Examine the data below and state how many lines contain "placeholder", offering no other words.

Data to use section start

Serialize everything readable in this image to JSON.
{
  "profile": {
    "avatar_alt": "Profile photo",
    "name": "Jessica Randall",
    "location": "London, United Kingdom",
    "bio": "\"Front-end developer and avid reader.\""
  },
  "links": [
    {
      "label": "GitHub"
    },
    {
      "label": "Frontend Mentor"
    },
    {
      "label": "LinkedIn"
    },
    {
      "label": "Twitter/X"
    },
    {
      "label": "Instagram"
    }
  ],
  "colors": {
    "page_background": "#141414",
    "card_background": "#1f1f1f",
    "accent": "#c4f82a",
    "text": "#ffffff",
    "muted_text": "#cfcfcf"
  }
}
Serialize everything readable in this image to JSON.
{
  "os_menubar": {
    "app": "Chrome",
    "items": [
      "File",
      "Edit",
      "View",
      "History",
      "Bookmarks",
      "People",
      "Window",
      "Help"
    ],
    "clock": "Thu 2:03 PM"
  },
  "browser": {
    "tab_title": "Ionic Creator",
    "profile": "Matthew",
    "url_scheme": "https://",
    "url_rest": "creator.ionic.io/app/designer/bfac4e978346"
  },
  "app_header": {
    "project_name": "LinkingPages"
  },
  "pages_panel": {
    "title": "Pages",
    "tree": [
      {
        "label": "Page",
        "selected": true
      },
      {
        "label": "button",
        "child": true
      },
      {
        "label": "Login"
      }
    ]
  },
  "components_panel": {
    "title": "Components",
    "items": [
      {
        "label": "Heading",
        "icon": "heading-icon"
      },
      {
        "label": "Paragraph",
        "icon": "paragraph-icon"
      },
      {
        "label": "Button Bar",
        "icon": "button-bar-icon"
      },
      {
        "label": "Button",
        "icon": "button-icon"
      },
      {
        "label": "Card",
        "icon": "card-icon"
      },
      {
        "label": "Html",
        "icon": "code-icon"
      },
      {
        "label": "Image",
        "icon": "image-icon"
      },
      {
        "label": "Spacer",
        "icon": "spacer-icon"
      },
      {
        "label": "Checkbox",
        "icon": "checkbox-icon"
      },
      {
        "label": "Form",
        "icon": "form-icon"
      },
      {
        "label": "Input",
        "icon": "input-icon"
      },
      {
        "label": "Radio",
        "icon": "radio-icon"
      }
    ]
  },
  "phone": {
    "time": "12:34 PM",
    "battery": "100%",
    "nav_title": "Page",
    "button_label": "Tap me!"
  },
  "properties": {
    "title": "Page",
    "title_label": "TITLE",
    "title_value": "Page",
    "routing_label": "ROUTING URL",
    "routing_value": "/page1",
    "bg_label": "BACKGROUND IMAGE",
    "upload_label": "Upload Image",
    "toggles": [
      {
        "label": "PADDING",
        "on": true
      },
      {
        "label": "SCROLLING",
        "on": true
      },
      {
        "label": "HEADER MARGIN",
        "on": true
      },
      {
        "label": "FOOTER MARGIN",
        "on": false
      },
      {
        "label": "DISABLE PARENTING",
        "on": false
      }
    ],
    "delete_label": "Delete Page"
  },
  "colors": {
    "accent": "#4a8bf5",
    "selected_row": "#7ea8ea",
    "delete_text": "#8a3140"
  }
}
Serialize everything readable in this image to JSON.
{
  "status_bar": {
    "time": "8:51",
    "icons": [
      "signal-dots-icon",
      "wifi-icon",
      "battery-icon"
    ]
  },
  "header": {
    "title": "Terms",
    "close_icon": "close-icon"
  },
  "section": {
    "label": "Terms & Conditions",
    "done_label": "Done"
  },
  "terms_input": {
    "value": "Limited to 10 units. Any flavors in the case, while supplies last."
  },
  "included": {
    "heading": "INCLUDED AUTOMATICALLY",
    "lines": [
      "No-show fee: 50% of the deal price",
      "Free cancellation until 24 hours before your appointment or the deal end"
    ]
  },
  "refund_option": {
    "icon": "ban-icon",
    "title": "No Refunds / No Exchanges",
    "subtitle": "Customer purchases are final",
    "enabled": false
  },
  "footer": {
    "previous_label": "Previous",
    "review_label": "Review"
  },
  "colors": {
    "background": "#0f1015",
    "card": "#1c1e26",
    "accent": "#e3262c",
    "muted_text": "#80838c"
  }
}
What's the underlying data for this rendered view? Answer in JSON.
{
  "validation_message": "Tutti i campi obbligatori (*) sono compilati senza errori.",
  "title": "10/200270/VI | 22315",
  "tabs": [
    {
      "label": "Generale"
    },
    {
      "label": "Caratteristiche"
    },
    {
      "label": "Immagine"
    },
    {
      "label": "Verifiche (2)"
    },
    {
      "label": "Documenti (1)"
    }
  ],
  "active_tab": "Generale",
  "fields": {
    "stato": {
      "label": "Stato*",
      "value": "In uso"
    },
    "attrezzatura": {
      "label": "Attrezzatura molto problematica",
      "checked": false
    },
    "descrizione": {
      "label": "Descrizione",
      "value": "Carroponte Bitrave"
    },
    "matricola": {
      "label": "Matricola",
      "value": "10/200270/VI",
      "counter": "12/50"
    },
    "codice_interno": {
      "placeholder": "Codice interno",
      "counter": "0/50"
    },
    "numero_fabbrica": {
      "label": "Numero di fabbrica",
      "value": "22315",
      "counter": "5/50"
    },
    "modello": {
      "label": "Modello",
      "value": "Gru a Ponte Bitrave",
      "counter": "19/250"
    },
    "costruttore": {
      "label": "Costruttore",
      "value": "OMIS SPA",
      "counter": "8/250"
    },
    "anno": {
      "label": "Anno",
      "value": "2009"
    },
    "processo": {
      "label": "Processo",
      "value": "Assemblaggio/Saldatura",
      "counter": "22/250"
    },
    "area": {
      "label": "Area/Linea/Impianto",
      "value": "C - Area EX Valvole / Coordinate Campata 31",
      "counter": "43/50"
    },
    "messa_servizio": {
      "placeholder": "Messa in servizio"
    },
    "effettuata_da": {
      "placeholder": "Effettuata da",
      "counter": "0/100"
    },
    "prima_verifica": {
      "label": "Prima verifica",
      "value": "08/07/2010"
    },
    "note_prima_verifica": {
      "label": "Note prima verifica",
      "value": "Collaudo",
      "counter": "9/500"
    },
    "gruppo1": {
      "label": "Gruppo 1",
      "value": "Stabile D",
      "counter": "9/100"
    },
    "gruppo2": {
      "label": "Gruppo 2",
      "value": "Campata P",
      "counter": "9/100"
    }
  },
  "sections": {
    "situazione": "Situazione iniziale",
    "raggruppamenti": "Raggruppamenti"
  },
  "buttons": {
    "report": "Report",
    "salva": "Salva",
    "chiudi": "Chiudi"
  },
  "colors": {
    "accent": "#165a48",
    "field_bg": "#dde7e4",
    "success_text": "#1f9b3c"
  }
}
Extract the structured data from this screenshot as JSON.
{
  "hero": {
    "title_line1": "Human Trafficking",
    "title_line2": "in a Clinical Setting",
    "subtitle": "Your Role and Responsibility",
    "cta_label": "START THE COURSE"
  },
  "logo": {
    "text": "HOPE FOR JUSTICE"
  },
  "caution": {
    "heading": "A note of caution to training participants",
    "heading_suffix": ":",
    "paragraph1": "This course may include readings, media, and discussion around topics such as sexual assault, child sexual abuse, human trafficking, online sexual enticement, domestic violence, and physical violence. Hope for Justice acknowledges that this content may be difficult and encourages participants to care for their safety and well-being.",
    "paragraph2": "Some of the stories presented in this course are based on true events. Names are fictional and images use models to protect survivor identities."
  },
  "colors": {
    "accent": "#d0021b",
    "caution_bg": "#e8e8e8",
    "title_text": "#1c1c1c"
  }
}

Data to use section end

* [Task answer]:
3